December 5, 2013
By Steven Wishnia
Health care will be at the top of the agenda at the 37th annual National Labor & Management Conference, to be held Feb. 13-18 in Hollywood, Florida. The effects of the Affordable Care Act will be driving the conversation, says conference director Barbara McCabe. Its system for buying and subsidizing health insurance “doesn’t reflect well for union benefits,” she explains, but the details, such as whether there’ll be concessions for Taft-Hartley multiemployer plans, are still being worked out.
The event will also highlight UNITE HERE Health’s model, a system of clinics run cooperatively by labor and management, which McCabe calls a “stellar example of how to deliver health care at a fraction of the cost.”
The conference, founded by former New York state labor commissioner Louis Levine, is intended to provide union officials and management technical information on topics such as managing health-care plans and pension-fund investments. It also gives them an opportunity for them to meet each other and talk to experts in those fields.
That personal contact is becoming more crucial in the age of electronic communication, says McCabe. And as the conference generally draws around 400 people—mostly union, some management—it’s easier for people to develop relationships and discuss complex questions than it would be at a larger event, she adds.
“The need to meet face to face is more important than ever,” she says. “People are generally surprised by the interaction between our speakers and the audience.”
Speakers will include Dan Kane, international secretary treasurer of the United Mine Workers; Edwin Hill, president of the International Brotherhood of Electrical Workers; Dr. Ardis Dee Hoven, president of the American Medical Association; Joshua Gotbaum, director of the Pension Benefit Guaranty Corp., Michael Hood, an economist at J.P. Morgan Chase; and ULLICOmanaging director Sonia Axter. Kane will speak on “the tightrope the UMW walks with regard to a green economy,” says McCabe. Terry O’Sullivan, head of the Laborers International Union of North America, has been invited but has not yet confirmed.
With a federal bankruptcy judge ruling that Detroit can cut retired city employees’ pensions, she adds, they are also working to assemble speakers for a panel on the “Implications of Cities Going Broke” that will discuss effects on the public sector, the private sector, and infrastructure.

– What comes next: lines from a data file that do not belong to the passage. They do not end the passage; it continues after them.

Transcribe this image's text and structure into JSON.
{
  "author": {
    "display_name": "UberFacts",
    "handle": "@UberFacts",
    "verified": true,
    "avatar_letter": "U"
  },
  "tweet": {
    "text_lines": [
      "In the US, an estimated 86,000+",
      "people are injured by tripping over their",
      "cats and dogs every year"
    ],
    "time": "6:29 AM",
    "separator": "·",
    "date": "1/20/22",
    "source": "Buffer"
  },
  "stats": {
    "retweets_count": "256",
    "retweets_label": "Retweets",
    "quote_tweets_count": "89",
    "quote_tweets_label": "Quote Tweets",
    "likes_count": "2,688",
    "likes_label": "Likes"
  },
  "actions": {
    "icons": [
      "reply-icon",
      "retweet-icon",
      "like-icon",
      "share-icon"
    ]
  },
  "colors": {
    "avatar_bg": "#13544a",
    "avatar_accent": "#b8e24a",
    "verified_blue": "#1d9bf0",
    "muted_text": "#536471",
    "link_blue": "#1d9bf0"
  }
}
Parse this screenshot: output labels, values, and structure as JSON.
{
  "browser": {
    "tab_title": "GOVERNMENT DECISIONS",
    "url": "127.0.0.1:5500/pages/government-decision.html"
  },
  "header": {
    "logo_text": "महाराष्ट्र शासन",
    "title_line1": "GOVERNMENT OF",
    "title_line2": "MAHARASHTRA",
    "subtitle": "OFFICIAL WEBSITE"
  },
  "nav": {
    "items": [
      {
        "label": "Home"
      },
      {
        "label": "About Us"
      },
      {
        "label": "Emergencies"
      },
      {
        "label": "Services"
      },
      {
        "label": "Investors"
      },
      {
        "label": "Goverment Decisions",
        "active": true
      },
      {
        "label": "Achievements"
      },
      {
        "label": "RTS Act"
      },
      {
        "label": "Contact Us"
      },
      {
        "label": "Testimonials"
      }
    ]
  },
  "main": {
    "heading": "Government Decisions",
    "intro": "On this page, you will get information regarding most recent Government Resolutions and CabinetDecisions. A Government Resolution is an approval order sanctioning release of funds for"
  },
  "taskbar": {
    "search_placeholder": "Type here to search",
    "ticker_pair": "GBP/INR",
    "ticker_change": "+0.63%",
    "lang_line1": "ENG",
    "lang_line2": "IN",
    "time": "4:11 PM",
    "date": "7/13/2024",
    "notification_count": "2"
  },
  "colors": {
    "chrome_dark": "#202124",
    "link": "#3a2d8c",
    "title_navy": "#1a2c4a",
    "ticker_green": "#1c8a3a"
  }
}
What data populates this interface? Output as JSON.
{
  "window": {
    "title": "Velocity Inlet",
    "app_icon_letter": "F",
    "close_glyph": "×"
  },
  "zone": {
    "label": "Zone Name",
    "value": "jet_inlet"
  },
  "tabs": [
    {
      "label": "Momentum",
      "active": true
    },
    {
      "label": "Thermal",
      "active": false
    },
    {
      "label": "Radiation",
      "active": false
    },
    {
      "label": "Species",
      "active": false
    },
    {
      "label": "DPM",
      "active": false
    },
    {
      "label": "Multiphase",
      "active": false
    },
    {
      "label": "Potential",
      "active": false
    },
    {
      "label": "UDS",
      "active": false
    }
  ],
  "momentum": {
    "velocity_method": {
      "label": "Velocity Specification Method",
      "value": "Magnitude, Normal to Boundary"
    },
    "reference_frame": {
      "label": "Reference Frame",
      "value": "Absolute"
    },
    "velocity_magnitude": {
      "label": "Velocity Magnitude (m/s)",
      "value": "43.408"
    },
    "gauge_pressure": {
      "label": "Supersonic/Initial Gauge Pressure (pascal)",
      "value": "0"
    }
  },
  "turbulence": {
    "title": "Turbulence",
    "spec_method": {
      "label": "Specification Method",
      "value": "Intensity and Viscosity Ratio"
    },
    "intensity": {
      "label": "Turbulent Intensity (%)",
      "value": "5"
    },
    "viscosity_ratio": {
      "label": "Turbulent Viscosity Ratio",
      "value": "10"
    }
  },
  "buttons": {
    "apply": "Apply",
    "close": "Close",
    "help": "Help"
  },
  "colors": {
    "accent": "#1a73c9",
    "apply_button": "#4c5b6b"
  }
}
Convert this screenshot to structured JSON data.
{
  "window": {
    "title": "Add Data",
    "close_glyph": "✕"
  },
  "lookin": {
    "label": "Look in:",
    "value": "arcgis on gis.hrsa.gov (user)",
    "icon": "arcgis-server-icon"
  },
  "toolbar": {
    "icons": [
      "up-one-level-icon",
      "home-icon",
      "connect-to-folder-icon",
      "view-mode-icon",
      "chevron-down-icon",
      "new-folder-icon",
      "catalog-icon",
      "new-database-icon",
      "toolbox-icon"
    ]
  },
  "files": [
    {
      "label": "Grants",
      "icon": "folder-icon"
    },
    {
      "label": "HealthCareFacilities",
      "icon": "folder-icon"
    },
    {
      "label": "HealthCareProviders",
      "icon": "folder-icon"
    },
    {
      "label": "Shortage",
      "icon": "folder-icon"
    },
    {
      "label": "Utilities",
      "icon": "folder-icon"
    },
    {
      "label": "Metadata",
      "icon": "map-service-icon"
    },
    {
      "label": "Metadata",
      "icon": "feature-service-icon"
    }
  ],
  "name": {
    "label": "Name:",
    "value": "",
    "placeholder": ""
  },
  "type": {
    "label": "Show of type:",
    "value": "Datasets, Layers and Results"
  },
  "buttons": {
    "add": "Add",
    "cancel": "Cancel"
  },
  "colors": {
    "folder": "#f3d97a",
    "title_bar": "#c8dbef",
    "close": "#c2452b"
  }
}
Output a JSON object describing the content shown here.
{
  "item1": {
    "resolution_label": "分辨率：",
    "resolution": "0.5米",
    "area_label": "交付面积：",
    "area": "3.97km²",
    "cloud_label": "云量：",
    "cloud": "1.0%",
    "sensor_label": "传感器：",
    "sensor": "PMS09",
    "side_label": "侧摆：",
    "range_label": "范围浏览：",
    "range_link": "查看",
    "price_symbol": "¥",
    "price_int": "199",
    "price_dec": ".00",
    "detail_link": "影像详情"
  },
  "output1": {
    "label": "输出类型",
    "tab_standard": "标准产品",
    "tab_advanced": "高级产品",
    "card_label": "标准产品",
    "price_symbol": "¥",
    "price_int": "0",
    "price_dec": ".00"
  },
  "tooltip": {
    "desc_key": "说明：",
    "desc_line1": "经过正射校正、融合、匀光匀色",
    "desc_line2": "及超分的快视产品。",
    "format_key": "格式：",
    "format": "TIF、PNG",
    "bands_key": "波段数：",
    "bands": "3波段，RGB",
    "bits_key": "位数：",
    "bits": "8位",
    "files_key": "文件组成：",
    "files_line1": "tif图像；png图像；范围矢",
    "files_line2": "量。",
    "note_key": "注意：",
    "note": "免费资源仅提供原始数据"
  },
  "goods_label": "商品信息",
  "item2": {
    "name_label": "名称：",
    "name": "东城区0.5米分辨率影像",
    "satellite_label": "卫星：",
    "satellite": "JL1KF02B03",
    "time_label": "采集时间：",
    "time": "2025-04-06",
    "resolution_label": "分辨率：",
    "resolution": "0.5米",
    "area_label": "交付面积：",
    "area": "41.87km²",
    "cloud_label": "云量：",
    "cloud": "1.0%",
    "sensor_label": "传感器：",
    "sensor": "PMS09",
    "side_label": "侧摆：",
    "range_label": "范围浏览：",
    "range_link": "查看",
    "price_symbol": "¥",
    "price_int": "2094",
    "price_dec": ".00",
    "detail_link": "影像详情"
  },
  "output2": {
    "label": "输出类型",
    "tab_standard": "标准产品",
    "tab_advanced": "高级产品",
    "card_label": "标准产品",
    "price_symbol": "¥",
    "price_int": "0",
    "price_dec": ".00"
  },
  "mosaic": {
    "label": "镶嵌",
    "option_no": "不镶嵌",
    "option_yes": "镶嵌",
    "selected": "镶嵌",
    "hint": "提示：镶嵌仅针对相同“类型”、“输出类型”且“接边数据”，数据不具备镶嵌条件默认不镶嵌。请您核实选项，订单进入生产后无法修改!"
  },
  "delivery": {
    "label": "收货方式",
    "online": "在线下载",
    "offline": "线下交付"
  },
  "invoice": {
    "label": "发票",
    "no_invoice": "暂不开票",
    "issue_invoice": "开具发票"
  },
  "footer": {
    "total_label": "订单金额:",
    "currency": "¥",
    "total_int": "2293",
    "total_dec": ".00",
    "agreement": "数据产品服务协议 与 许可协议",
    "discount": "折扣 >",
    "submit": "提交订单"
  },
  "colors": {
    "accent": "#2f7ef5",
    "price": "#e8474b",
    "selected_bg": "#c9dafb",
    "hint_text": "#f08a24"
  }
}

Another workshop will cover the future of labor unions and collective bargaining. “Labor’s the backbone of the middle class,” says McCabe, “and what do you do, in the country and the world, without a middle class?”